This chapter explores the way that pragmatic approaches offer hope for developing the interventions needed to respond to the ecological crisis, and the wider crisis that is modern knowledge. The overall argument is that pragmatic approaches, along with a family of non- and anti-representational approaches, are inherently creative. They embrace the fact that they are generative of the world and within the world. They are ecological philosophies of change and innovation and this places them at odds with modern knowledge which, with its reductive
the essay form itself. Most of the scholarship on the essay itself has
been done by Americans on American essays or considering the British periodical essayists. Many of the articles I reference in this chapter come from American
literary journals, particularly River Teeth and Fourth Genre, two of the three main
literary journals that solely publish non-fiction, and I am favouring the perspectives of practising creative non-fictionists who are also either academics or editors.
In terms of audience, Chris Arthur is frequently published in American literary
Beata J. Gawryszewska, Maciej Łepkowski, and Anna Wilczyńska
in urban space seems to constitute the principal value of such areas. Due to the
free nature of these lands, they act proactively on the user, thereby allowing subjective perception of space and its grassroots creation (permitted to every user,
irrespective of his social status) (Gawryszewska et al., 2016). During her speech
at a conference ‘Growing in Cities in Switzerland’, Stefanie Hennecke (2016)
emphasised the creative potential provided by ‘dysfunctional’ space, which does
not in any way imply that it is ‘non-functional’. In fact, by the lack
The collection ends appropriately with a poem by Andrew McNeillie that he wrote about Robinson. Furthering the creative process, McNeillie, who is both a literary critic and creative writer, diverges from the critical essay form and offers a creative reflection of Robinson’s relationship with the landscape and mapping upon his arrival to Ireland through poetic form.
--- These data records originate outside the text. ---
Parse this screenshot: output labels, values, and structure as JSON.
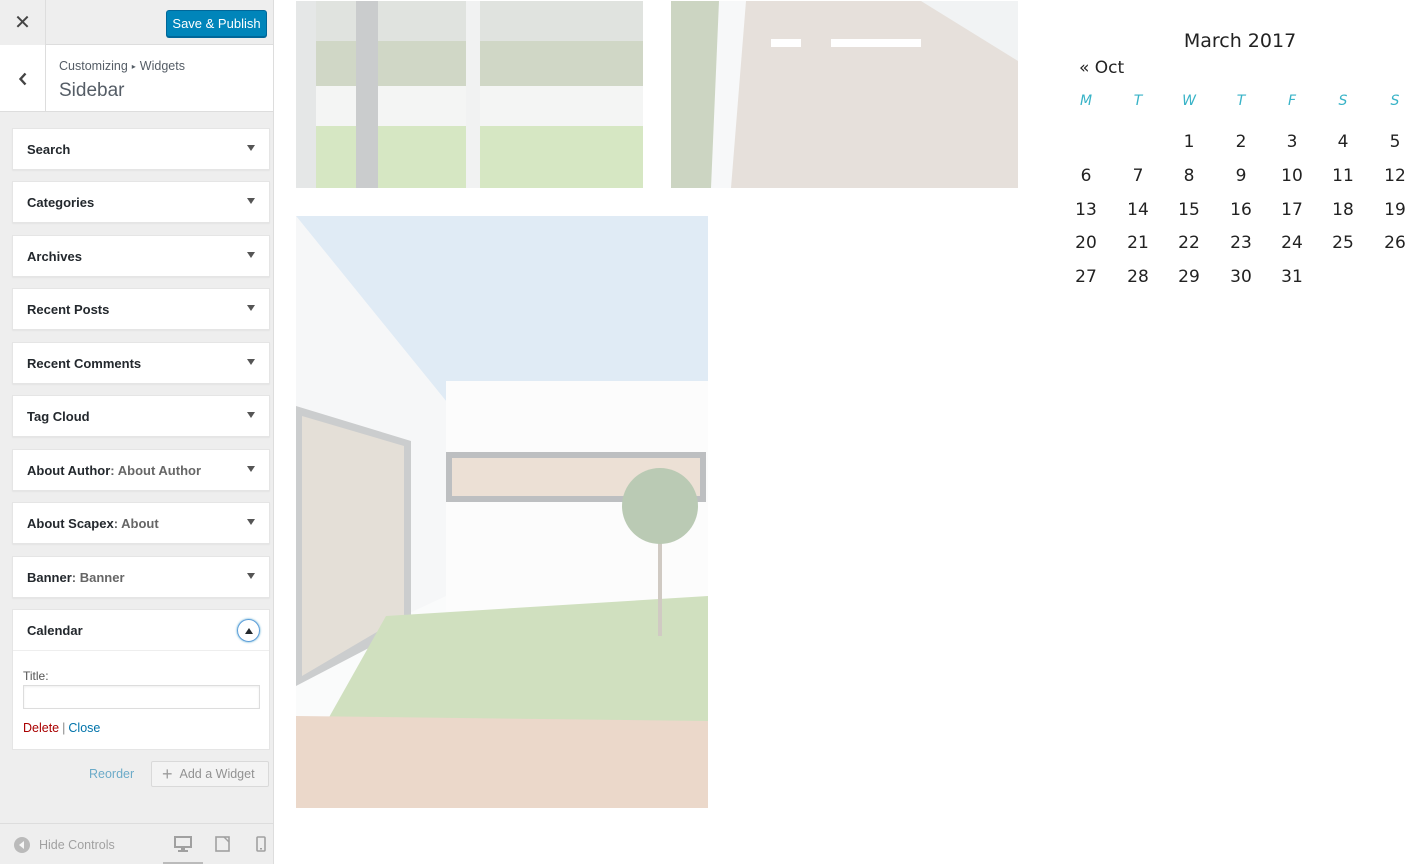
{
  "header": {
    "close_icon": "close-icon",
    "save_label": "Save & Publish"
  },
  "section": {
    "breadcrumb_root": "Customizing",
    "breadcrumb_separator": "▸",
    "breadcrumb_parent": "Widgets",
    "title": "Sidebar"
  },
  "widgets": [
    {
      "title": "Search",
      "instance": ""
    },
    {
      "title": "Categories",
      "instance": ""
    },
    {
      "title": "Archives",
      "instance": ""
    },
    {
      "title": "Recent Posts",
      "instance": ""
    },
    {
      "title": "Recent Comments",
      "instance": ""
    },
    {
      "title": "Tag Cloud",
      "instance": ""
    },
    {
      "title": "About Author",
      "instance": "About Author"
    },
    {
      "title": "About Scapex",
      "instance": "About"
    },
    {
      "title": "Banner",
      "instance": "Banner"
    }
  ],
  "calendar_widget": {
    "title": "Calendar",
    "field_label": "Title:",
    "field_value": "",
    "delete_label": "Delete",
    "separator": "|",
    "close_label": "Close"
  },
  "actions": {
    "reorder_label": "Reorder",
    "add_widget_label": "Add a Widget"
  },
  "footer": {
    "hide_controls_label": "Hide Controls",
    "devices": [
      "desktop",
      "tablet",
      "mobile"
    ]
  },
  "preview_calendar": {
    "caption": "March 2017",
    "prev_link": "« Oct",
    "weekdays": [
      "M",
      "T",
      "W",
      "T",
      "F",
      "S",
      "S"
    ],
    "weeks": [
      [
        "",
        "",
        "1",
        "2",
        "3",
        "4",
        "5"
      ],
      [
        "6",
        "7",
        "8",
        "9",
        "10",
        "11",
        "12"
      ],
      [
        "13",
        "14",
        "15",
        "16",
        "17",
        "18",
        "19"
      ],
      [
        "20",
        "21",
        "22",
        "23",
        "24",
        "25",
        "26"
      ],
      [
        "27",
        "28",
        "29",
        "30",
        "31",
        "",
        ""
      ]
    ],
    "accent_color": "#38b3c7"
  },
  "colors": {
    "primary_button": "#0085ba",
    "delete_link": "#aa0000",
    "link": "#0073aa"
  }
}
to stakeholders may vary widely, although in practice there is overlap. We can
distinguish between dashboards providing accountability and legitimacy through
transparency (Perez and Rushing, 2007: 11), collecting intelligence and providing cues for action, managing emergencies, benchmarking and comparison,
surveilling and controlling (Kitchin, 2013: 15), offering democratising tools for
civic empowerment and social change (Holden and Moreno Pires, 2015), and
providing creative opportunities to hackers, artists, app makers and citizens, like
a deep, creative and radical democracy ( Jakimow, 2008 ; McFarlane, 2006).
With these insights, pragmatism can contribute to the development of a form of reflexive development practice that allows you to remain sane and do something useful. In this chapter, four dilemmas in the field of development are introduced and connected to broader difficulties in doing development which relies on big-D and little-d perspectives as well as efforts to practise reflexive development. Drawing on examples from Iran regarding the production of development documents
This book makes the case for a pragmatist approach to the practice of social inquiry and knowledge production. Through diverse examples from multiple disciplines, contributors explore the power of pragmatism to inform a practice of inquiry that is democratic, community-centred, problem-oriented and experimental. Drawing from both classical and neo-pragmatist perspectives, the book advances a pragmatist sensibility in which truth and knowledge are contingent rather than universal, made rather than found, provisional rather than dogmatic, subject to continuous experimentation rather than ultimate proof and verified in their application in action rather than in the accuracy of their representation of an antecedent reality. The power of pragmatism offers a path forward for mobilizing the practice of inquiry in social research, exploring the implications of pragmatism for the process of knowledge production.
A short creative piece which meditates on the notion of randomised and
transient violence within heavily populated urban centres. Violence in a
small town or village might be noticed more and talked about for weeks;
violence in a big city – in this case Manchester – flares up and then
disappears in the blink of an eye. How does the city hold itself together
through these convulsions?
This book explores contemporary urban experiences connected to practices of sharing and collaboration. Part of a growing discussion on the cultural meaning and the politics of urban commons, it uses examples from Europe and Latin America to support the view that a world of mutual support and urban solidarity is emerging today in, against, and beyond existing societies of inequality. In such a world, people experience the potentialities of emancipation activated by concrete forms of space commoning. By focusing on concrete collective experiences of urban space appropriation and participatory design experiments this book traces differing, but potentially compatible, trajectories through which common space (or space-as-commons) becomes an important factor in social change. In the everydayness of self-organized neighborhoods, in the struggles for justice in occupied public spaces, in the emergence of “territories in resistance,” and in dissident artistic practices of collaborative creation, collective inventiveness produces fragments of an emancipated society.